Mary Joyce was a pioneer Southeast Alaska entrepreneur and adventurer. During the 1930s she owned and operated a remote wilderness lodge, became the first woman radio operator in the Territory of Alaska, made a thousand-mile sled-dog trip from Juneau to Fairbanks, and served as a hunting guide, bush pilot, flight attendant, nurse and candidate for Alaska Territorial Representative. She inspired news and magazine articles, poems, plays, books, movies, art, and songs, and last year was inducted into the Alaska Women’s Hall of Fame. Her award was accepted by Gerbi, who gave a version of this presentation at that time.

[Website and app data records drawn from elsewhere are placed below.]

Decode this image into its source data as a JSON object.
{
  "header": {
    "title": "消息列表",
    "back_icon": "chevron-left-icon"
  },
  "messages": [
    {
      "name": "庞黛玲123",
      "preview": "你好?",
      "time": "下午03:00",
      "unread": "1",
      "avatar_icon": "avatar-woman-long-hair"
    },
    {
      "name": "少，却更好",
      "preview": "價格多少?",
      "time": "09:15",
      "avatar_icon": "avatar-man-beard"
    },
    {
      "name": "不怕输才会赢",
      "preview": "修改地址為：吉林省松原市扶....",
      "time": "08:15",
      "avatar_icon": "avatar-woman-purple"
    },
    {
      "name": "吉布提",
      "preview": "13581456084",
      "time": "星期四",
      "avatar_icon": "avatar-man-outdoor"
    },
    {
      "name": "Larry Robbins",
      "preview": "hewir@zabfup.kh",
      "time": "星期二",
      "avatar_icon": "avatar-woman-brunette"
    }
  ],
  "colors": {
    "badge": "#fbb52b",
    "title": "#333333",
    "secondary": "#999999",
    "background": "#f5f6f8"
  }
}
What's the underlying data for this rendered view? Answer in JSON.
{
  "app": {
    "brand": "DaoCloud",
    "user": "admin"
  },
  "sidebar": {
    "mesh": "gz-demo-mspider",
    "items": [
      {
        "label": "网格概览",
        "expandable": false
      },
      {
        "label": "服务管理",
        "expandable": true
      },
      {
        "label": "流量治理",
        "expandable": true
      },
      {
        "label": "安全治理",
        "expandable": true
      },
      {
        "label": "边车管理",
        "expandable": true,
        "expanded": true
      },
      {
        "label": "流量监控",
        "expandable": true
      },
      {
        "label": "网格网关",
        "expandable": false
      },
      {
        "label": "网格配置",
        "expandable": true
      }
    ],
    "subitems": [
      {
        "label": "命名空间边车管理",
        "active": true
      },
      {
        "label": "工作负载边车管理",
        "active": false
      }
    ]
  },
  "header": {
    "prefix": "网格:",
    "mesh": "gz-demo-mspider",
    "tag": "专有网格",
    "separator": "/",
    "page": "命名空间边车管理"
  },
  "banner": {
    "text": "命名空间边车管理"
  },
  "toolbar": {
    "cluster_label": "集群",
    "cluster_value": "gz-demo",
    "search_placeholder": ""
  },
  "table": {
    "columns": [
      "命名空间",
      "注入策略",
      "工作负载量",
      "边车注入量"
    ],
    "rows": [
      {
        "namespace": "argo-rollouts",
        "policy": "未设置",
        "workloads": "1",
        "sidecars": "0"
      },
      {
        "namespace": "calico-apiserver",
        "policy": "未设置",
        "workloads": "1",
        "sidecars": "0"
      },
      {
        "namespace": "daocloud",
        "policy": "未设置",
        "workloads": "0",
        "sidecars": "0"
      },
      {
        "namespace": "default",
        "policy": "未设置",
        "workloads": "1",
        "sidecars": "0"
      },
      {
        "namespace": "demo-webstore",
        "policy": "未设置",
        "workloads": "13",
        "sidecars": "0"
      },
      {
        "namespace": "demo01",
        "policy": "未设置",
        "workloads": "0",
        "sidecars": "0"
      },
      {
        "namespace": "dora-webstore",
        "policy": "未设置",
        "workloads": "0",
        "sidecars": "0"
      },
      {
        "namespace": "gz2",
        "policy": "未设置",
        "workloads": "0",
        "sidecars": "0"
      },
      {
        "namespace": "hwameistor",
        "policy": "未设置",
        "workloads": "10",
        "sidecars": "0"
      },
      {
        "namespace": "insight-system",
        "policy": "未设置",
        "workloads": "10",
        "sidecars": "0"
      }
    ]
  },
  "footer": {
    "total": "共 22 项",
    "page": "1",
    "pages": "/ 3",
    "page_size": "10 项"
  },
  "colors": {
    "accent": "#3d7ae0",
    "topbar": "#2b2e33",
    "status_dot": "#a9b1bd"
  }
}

Joyce was born in Baraboo, Wisc. Graduating from Mercy Nursing School in Chicago, she moved to Hollywood in 1928 and to Alaska in 1929. Except for a short stay in Wisconsin in the 1940s, Joyce lived in the Juneau area until her death in 1976.
She arrived in Alaska after being hired as a private nurse for Leigh Hackley “Hack” Smith, a decorated French Foreign Legion veteran who suffered from morphine and alcohol addiction from injuries in World War I. Soon after their arrival, Hack purchased the Taku River hunting and fishing camp 40 miles northeast of Juneau, accessible only by floatplane or boat. Hack and Joyce added buildings, guided hunters, and raised Taku husky sled dogs until 1934 when Hack died on a Wrangell hunting trip. He was 38. His mother bought the property — 14 buildings, 15 sled dogs, and three head of cattle — and deeded it to Joyce, who renamed it the Taku Lodge. That winter Joyce operated a radio station at the lodge for Pacific Alaska Airways’ twice-weekly run from Juneau to Fairbanks. Joyce became the first female radio operator in Alaska.
In December 1935 Joyce embarked with five sled dogs on an overland trek across mostly unmapped territory to represent Juneau at the Fairbanks Winter Carnival. Later, because of her knowledge of the remote country, Joyce hauled radio equipment by dog team for the Navy as they built defenses during World War II, became a consultant for construction of the Alaska Canada Highway, taught Defense Department survival skills to troops, and helped develop a new air route from New York to Fairbanks.
One of the first female pilots in Juneau, and a certified nurse, she spent two years as a flight attendant for Pacific Alaska Airways, a subsidiary of Pan American Airways, traveling Alaska-Seattle-Montana routes.
Explorer Norman Dawn chose Joyce to co-star as Taku Mary in a film, “Orphans of the North” (1940), shot in the Taku River region. Another film, “The Flying Saucer” (1950), is loosely based on the lives of Joyce and Hack Smith.
Later, Joyce sold her lodge and moved to Juneau where she worked as a nurse at St. Ann’s Hospital and later purchased the Top Hat and Lucky Lady saloons. She led the 1950 statehood parade in Juneau and cut the ribbon for the reopening of the 1,000-mile Iditarod trail in 1973.
She is buried at Evergreen Cemetery.
For more on the Fireside Lecture series, visit http://www.fs.usda.gov/Internet/FSE_DOCUMENTS/stelprdb5444981.pdf.